England and Europe experienced a long tradition of divine intervention, whether sought or not, in matters of judicial punishments. The popular desire for justice was so strong that when temporal powers failed or were unable to prosecute, faith was placed in the supernatural world to administer judgement. An Anglo-Norman record informs us of the pickpocket caught in the act of thieving by the crimebusting St Ecgwin, who trapped the criminal's hand in the purse from which he was stealing, and then caused the hand to shrivel up.
Intervention could be merciful, too. In Norwich in 1285, Walter Eghe was pronounced dead and cut down from the gallows for burial; still alive, he took sanctuary in a church and received a royal pardon, his wondrous 'recovery' being taken as a divine sign of his innocence. (A thief hung but not killed in Oxfordshire in 1335 was not so lucky: he was buried alive.) The unfortunate Ailward, mutilated in 1170, also seemingly had his prayers answered: his lost parts were miraculously regained, although his eyes were now black and his testicles smaller.
Approximately 80 per cent of all executions in later medieval England were for non-violent offences, predominantly for property crime. There is evidence to suggest that the number of death sentences for less serious crimes was declining by the fifteenth century.
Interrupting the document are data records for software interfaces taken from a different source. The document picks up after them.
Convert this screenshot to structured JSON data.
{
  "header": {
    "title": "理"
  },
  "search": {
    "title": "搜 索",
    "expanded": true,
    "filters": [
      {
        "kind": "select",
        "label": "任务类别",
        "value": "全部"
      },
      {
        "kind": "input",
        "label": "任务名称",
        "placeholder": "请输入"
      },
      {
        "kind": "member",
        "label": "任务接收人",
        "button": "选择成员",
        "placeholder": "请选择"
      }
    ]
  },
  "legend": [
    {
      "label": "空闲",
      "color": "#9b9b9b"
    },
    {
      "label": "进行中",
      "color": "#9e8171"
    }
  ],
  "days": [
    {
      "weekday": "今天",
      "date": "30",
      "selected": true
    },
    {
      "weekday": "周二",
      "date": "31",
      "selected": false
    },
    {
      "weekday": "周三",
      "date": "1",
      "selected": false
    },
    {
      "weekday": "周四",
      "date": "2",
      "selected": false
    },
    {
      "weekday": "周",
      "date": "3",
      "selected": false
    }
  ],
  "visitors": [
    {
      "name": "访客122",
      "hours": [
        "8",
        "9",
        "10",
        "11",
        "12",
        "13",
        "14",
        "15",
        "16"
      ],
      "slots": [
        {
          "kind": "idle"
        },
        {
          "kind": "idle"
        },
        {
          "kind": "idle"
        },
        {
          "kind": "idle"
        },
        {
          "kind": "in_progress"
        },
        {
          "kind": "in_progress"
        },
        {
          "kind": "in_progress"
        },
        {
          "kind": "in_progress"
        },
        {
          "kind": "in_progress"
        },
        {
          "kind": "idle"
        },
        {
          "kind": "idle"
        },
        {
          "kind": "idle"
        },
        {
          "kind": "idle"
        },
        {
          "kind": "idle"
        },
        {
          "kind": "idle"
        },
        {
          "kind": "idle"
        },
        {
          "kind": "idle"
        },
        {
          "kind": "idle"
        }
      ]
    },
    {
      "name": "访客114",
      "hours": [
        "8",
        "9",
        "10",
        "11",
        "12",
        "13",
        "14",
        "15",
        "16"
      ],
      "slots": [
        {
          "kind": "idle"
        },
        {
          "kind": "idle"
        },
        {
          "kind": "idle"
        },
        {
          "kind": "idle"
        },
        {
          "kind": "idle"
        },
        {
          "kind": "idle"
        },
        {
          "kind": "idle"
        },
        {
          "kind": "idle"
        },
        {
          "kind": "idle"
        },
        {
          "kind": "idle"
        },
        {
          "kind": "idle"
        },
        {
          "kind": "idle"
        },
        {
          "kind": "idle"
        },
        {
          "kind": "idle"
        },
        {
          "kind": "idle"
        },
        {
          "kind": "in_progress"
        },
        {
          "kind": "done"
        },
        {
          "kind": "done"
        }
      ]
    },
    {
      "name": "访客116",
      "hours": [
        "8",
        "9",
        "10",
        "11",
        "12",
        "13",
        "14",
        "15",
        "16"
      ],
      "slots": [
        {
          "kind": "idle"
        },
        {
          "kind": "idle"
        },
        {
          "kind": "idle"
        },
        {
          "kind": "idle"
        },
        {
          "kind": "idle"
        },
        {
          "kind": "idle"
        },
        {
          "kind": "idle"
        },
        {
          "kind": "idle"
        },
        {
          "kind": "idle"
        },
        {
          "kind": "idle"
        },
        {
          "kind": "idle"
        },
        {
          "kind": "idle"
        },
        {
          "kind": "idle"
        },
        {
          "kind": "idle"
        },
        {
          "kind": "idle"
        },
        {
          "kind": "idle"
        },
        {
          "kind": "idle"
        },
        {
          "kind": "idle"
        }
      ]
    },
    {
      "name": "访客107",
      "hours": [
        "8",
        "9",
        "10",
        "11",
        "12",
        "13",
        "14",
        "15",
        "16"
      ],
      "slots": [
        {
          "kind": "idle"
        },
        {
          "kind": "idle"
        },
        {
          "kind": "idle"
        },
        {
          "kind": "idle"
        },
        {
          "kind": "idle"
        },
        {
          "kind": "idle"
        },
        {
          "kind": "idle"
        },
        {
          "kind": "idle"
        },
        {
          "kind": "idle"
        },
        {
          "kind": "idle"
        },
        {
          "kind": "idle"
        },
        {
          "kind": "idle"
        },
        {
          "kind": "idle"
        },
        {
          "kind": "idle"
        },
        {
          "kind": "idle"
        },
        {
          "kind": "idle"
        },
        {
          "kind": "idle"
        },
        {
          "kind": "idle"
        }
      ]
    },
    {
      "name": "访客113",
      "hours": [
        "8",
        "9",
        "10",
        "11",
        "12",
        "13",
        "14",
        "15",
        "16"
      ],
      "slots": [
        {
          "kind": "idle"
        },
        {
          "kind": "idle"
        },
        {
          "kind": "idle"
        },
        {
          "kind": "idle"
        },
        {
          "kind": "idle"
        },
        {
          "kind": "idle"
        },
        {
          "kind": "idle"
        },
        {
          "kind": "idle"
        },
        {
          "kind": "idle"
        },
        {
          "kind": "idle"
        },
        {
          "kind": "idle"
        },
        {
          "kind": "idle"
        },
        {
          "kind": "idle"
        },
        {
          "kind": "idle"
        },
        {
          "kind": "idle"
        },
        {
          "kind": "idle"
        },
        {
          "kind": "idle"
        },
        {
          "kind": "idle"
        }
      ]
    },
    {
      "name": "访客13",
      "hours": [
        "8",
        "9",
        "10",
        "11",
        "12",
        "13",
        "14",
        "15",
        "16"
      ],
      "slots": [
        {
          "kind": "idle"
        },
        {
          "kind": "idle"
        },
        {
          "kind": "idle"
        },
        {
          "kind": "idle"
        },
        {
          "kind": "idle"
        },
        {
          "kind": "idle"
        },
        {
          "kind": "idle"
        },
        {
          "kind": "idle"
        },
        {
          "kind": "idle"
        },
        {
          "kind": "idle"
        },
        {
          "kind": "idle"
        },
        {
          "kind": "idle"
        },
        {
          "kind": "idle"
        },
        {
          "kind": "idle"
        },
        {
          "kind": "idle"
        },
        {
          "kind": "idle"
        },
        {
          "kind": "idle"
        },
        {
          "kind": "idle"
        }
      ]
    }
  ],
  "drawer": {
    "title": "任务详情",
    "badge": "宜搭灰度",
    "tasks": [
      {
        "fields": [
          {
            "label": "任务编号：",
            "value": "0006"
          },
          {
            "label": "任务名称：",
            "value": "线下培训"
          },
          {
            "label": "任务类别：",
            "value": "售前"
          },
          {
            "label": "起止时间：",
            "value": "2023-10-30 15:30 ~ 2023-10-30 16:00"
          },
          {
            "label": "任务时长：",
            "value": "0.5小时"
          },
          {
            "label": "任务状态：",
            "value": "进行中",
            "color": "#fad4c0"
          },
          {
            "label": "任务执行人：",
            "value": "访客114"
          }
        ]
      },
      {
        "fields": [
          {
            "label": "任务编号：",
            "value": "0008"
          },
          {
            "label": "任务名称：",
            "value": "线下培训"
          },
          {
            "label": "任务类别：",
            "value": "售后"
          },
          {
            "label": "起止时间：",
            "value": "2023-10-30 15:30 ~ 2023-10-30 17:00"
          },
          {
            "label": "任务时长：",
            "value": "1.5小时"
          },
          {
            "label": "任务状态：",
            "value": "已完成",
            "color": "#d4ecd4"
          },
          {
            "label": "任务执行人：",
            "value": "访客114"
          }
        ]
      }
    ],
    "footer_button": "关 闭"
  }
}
One possible explanation for this might have been the reluctance to assist what nature and war had done to population levels: plague, famine and endless military conflicts had depleted workers in the field and manpower for the army, the latter recruiting increasing proportions of criminals. A further reason was the development of an ever more legalistic and literate society allowing more detailed delving into a case and greater complexity in judicial punishment. The number of prisons grew, stimulated in part by church courts attempting to adhere to the prohibition of shedding blood. There may also simply have been a drop in the crime rate.
England shared with Europe many similarities in attitudes towards violent crime, but there were also some notable differences, chiefly the more inquisitorial line of court cases on the Continent. This led to another level of horrifying violence: by the thirteenth century judicial torture was becoming an established measure in France, Germany and Italy.
Medieval jurists made juridical and philosophical arguments for the deterrent effect and for the didactic moral message of capital punishment and its efficacy in preserving social order. The population at large wished to participate in the dissemination of this message and effect, and did so through attendance and participation at public executions. Seneca's assertion that the more severe a punishment, the greater its effect on people, informed the thinking in most courts and broadly reflected the sentiment of the population. But it would be wrong to consider that a flog 'em and hang 'em mentality was the preserve of medieval mindsets: a pamphlet from London in 1701 is entitled Hanging Not Punishment Enough. There will always be votes in law and order.